Annett Fleischer, M.A.
Transnational migration and legality; Kinship and family; Family formation and fertility; Demography and development; Sub-Saharan Africa, particularly Cameroon and Mali; Europe, particularly Germany
Lectures and Conference Presentations
Numerous conference presentations and lectures, e.g. at the European Population Conference, Barcelona (Spain); Institute of Social and Cultural Anthropology, Free University of Berlin; European University Institute, Florence (Italy); Center for Metropolitan Studies (Berlin); Northwestern University, Evanston, Chicago (USA); Max Planck Institute for Social Anthropology (Halle); Association for Cultural Studies Crossroads Conference, Istanbul (Turkey); Max Planck Institute for Demographic Research, Rostock; Deutsche Gesellschaft für Völkerkunde e.V. Jahrestagung (Halle).
“Marriage and birth over space and time: The case of Cameroonian migrants in Germany”
The dissertation examines the relationship between migration processes and vital events like marriage and birth over transnational boundaries. Restrictive immigration and integration policies in Germany increasingly force African migrants to develop strategies and practices to acquire legal residence and obtain an essential work permit. My account of Cameroonian migrants to Germany contributes to the discussion about the role of the nation state in transnational migration processes. Since national policies in the receiving country determine the right to settle and the risk of expulsion, the German nation state plays a decisive role for African migrants. Combining an ethnographic explorative study with the analysis of statistical data both in Cameroon and in Germany enables me to conceive the individual life course of Cameroonians over transnational borders within its social, cultural, political and economic context. Numerical particulars and their explanatory power can only be understood in the light of ethnographic insights into the lives of the actors and their surrounding circumstances.
The case of Cameroonians in Germany illustrates the limitations of transnational movements and provides an example of the interdependencies between migration processes, marriage, birth and legal framework. The dissertation describes some highly gender-specific patterns by which Cameroonians must move across national borders and to obtain a legal residence permit in Germany. Moreover, different perspectives like those of the state, of migrants and their families and of German partners are necessary to fully explain the complexity of the course of action of the diverse actors involved.

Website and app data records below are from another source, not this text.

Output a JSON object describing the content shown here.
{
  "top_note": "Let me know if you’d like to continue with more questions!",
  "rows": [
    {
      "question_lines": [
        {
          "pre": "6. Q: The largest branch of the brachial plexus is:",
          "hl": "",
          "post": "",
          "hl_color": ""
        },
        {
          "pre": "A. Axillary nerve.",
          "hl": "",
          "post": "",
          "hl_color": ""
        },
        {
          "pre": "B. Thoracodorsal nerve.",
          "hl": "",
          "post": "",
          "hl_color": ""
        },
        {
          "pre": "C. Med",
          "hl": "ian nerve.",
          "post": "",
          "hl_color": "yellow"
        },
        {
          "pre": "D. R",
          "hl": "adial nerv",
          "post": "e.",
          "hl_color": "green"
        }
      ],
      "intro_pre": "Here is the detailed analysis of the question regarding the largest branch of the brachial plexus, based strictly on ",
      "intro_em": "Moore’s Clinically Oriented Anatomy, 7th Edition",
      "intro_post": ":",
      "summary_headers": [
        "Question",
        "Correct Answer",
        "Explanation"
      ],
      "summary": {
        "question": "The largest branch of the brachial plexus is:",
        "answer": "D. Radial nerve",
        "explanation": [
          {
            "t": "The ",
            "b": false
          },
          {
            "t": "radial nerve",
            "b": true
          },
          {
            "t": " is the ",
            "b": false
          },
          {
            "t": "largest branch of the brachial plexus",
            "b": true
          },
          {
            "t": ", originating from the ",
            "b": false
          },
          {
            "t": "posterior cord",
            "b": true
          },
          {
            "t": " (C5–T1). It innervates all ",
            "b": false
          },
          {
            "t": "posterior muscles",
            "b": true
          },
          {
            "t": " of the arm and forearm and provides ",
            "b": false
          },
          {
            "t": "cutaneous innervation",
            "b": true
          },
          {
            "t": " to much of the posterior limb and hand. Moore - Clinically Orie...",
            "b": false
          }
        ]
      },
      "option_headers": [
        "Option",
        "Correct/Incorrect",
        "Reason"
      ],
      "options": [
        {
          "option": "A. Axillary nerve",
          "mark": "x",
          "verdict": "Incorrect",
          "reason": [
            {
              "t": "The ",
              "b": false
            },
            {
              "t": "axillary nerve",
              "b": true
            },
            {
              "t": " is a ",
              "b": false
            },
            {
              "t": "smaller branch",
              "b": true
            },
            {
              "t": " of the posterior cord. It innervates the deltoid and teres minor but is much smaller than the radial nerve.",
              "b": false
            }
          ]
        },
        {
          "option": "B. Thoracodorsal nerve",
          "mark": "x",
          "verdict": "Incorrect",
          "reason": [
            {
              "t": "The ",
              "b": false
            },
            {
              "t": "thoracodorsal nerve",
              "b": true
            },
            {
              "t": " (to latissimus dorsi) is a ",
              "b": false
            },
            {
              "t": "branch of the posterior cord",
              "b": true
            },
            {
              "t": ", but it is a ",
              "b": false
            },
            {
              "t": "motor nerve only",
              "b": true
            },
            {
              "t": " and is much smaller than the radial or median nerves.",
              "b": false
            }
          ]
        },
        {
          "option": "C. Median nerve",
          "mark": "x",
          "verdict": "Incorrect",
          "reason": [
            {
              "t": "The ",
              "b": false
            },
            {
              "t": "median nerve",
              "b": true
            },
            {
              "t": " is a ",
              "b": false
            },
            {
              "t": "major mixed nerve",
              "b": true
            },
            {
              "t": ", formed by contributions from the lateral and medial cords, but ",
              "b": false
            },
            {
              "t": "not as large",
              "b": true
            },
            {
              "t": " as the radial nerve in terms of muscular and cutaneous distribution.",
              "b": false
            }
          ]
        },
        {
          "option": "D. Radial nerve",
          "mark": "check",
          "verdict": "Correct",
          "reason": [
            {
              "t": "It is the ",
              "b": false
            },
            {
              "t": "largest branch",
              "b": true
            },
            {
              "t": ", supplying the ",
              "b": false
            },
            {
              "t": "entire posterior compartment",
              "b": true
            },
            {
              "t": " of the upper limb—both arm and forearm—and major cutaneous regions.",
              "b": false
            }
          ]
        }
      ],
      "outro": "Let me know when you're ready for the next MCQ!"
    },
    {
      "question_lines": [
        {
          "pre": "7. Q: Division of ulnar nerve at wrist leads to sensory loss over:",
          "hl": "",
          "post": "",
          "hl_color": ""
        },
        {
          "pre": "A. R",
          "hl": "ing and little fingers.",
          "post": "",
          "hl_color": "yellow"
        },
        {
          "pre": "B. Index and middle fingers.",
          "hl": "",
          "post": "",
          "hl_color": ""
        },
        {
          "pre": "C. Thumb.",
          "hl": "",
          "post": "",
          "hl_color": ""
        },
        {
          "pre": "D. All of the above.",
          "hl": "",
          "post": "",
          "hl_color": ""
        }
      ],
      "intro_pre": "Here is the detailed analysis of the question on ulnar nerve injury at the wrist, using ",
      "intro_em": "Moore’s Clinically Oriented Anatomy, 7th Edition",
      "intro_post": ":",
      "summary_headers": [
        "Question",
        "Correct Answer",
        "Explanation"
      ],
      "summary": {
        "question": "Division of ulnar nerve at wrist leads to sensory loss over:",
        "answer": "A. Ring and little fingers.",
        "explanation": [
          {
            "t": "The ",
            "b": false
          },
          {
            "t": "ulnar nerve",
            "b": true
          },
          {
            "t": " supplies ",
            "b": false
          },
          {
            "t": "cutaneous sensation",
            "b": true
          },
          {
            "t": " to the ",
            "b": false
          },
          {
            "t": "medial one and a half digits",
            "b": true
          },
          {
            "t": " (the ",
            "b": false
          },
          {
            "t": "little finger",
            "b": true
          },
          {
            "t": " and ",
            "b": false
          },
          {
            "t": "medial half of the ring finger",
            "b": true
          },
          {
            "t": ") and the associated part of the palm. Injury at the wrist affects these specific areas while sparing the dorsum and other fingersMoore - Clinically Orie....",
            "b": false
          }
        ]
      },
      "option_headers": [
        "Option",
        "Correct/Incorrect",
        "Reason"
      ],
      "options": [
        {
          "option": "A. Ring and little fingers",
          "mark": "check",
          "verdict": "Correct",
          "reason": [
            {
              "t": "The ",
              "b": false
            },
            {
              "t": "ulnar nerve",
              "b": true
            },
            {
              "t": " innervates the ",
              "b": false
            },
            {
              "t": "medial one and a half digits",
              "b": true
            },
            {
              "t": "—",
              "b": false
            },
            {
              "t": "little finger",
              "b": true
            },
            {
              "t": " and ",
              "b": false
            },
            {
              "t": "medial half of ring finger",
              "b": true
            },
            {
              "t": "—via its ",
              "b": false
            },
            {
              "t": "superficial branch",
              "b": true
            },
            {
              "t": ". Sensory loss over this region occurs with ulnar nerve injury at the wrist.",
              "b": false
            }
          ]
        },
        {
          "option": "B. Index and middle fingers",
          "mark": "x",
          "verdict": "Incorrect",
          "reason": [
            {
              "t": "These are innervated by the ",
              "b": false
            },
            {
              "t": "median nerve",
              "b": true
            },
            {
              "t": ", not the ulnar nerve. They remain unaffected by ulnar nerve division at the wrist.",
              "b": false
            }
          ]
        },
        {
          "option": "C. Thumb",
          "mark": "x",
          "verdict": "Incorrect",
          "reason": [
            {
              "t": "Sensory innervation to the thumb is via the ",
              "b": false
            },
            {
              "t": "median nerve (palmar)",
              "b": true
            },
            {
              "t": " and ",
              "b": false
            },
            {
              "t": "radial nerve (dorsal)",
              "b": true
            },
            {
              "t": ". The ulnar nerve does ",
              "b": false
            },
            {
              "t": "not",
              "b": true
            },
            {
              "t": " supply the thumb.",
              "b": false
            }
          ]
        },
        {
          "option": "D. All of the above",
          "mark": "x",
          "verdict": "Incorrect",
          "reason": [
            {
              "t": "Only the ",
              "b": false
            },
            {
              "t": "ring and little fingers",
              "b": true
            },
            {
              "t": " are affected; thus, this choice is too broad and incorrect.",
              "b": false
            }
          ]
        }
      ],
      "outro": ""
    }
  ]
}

The doctoral research is supervised by Prof. Hansjörg Dilger (Free University Berlin) and Prof. Caroline Bledsoe (Northwestern University, Evanston).